W3C Standards for Contacts and Calenders
Posted by Brian Kelly (UK Web Focus) on 27 December 2010
I have to admit that I thought that standards for contacts and calendar entries had been established ages ago. However the W3C’s Device APIs and Policy Working Group has been set up in order to “create client-side APIs that enable the development of Web Applications and Web Widgets that interact with devices services such as Calendar, Contacts, Camera, etc.“
“This specification defines the concept of a user’s unified address book – where address book data may be sourced from a plurality of sources – both online and locally. This specification then defines the interfaces on which third party applications can access a user’s unified address book, with explicit user permission and filtering. The focus of this data sharing is on making the user aware of the data that they will share and putting them at the center of the data sharing process; free to select both the extent to which they share their address book information and the ability to restrict which pieces of information related to which contact gets shared.“
Other work in the area includes the following draft specification:
- The Calendar API which was published back in February 2010.
- HTML Media Capture which was published in September 2010.
- Media Capture API (programmatic access to camera/microphone) which was published in September 2010.
- Messaging (SMS, MMS, emails) which was published in August 2010.
- Systems info and events (CPU, network, etc.) which was published in February 2010.
- Permissions for Device API Access which was published in October 2010.
- Gallery API which was published in November 2010.
- Application Launcher API which was published in November 2010.

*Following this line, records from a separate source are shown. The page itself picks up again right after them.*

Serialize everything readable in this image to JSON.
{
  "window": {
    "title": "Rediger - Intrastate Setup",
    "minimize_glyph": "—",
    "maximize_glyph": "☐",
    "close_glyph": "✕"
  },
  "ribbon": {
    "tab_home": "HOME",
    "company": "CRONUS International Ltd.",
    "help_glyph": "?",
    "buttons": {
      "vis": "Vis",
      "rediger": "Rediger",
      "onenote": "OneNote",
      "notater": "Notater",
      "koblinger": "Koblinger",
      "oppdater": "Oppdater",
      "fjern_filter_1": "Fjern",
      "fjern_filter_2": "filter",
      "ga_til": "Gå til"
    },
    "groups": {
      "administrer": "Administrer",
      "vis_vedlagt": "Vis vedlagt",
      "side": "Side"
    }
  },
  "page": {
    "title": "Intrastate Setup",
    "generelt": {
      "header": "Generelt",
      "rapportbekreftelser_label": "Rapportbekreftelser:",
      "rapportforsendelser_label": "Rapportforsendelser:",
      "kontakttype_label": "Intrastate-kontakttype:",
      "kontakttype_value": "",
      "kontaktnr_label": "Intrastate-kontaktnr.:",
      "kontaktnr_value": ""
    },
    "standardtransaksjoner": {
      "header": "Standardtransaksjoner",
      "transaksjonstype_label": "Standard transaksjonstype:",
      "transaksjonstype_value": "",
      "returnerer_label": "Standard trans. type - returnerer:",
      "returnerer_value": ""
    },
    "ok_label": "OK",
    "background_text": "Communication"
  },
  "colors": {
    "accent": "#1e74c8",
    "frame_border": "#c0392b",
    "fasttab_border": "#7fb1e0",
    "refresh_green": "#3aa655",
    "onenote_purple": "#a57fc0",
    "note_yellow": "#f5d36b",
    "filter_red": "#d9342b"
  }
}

Note that the URIs for the latest version of the a number of these draft specifications seem misleading. For example the URI for the Calendar API is stated as being http://www.w3.org/TR/calendar-api/ though this link is currently broken, with the resource actually hosted on the W3C’s development server at http://dev.w3.org/2009/dap/calendar/. Similarly the URL for The Application Launcher API is stated as being http://www.w3.org/TR/app-launcher/ though this link is currently broken, with the resource actually hosted on the W3C’s development server at http://dev.w3.org/2009/dap/app-launcher/. This may be because these are editor’s draft and the URIs for the published versions are place-holders – but for me this is an error, and one that is surprising for the W3C which places great emphasis on the importance of functioning URIs.